Cydny Neville, Town of Dumfries
Sookyung Oh, The Commonwealth Institute for Fiscal Analysis
Keith Rogers Jr., City of Richmond
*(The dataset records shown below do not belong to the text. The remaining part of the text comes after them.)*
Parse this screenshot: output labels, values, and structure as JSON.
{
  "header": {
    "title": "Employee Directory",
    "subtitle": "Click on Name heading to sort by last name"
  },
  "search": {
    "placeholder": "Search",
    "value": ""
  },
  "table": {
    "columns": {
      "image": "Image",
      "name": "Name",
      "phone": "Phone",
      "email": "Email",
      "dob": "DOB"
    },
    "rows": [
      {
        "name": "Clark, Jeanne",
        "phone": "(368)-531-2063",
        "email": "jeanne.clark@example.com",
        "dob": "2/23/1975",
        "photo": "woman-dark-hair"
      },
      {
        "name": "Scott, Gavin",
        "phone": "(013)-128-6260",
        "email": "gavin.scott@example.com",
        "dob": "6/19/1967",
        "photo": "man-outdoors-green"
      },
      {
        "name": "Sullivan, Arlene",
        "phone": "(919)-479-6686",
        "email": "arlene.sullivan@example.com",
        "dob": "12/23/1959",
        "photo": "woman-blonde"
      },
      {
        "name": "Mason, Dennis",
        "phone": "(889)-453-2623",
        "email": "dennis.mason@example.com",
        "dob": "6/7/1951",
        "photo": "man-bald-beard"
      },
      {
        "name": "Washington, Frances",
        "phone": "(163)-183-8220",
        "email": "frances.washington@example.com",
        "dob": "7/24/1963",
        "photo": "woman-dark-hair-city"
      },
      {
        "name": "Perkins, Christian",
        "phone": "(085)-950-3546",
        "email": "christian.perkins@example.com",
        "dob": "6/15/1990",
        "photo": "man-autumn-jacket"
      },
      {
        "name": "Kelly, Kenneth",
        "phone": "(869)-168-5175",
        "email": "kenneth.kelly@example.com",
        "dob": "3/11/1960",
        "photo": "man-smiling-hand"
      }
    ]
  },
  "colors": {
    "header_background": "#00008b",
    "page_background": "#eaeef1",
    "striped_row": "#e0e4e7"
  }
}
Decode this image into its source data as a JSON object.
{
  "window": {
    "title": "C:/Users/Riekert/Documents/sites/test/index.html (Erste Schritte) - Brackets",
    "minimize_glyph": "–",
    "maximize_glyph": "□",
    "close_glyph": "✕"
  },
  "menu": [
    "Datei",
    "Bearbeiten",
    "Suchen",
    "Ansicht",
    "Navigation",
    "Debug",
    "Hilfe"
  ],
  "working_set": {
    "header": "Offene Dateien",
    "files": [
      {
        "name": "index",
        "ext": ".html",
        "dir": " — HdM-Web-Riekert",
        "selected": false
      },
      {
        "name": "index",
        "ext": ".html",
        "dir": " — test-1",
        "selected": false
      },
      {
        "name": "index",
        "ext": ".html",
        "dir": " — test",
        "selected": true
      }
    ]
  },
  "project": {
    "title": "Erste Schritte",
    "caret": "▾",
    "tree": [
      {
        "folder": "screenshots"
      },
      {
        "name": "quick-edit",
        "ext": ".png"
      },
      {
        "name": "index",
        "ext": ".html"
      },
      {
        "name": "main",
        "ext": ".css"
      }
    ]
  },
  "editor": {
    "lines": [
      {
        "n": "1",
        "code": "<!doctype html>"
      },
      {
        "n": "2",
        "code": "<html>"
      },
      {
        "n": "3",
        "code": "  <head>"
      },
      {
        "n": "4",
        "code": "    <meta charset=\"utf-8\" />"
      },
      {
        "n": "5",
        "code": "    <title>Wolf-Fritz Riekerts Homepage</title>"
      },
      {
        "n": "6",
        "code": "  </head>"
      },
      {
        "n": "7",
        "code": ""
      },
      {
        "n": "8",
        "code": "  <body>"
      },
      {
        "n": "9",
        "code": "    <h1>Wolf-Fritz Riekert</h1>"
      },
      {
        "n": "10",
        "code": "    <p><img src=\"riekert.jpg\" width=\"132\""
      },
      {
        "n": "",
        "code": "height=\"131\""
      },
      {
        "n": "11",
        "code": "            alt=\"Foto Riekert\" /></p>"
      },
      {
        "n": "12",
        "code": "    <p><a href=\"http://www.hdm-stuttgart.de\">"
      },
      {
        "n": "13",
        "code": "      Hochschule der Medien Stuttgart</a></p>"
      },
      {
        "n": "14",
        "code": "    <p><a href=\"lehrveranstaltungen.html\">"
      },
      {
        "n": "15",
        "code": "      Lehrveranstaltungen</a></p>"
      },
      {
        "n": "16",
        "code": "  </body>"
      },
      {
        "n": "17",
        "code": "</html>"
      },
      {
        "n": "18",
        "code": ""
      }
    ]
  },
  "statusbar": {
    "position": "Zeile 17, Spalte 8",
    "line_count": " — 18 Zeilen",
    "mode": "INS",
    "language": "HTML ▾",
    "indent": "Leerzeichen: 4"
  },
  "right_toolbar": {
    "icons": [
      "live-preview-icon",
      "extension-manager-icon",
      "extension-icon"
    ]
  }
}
The economic and social consequences of untreated (or under-treated) substance abuse among minors are significant. This report provides a racial impact analysis of HB 1075/SB 201, legislation approved in the 2012 General Assembly session that seeks to improve access and use of substance and alcohol services by minors. In short, this policy could go a long way to ensure that families are properly educated about these life-changing (and life-saving) programs; however our analysis raises concerns related to cultural competency that may serve to undermine the legislation’s goal. Virginia is incredibly diverse and its communities vary widely with its assets and risks. In this vein, we offer concrete recommendations to maximize the policy’s racial equity. Our analysis also sheds light on the ongoing challenge Virginia’s state agencies have had to address cultural competency within its services. Additional research is necessary to determine what service gaps may exist, which would increase or decrease the racial equity impact. By answering these questions, Virginia will be better prepared to further reduce alcohol and substance abuse by all minors.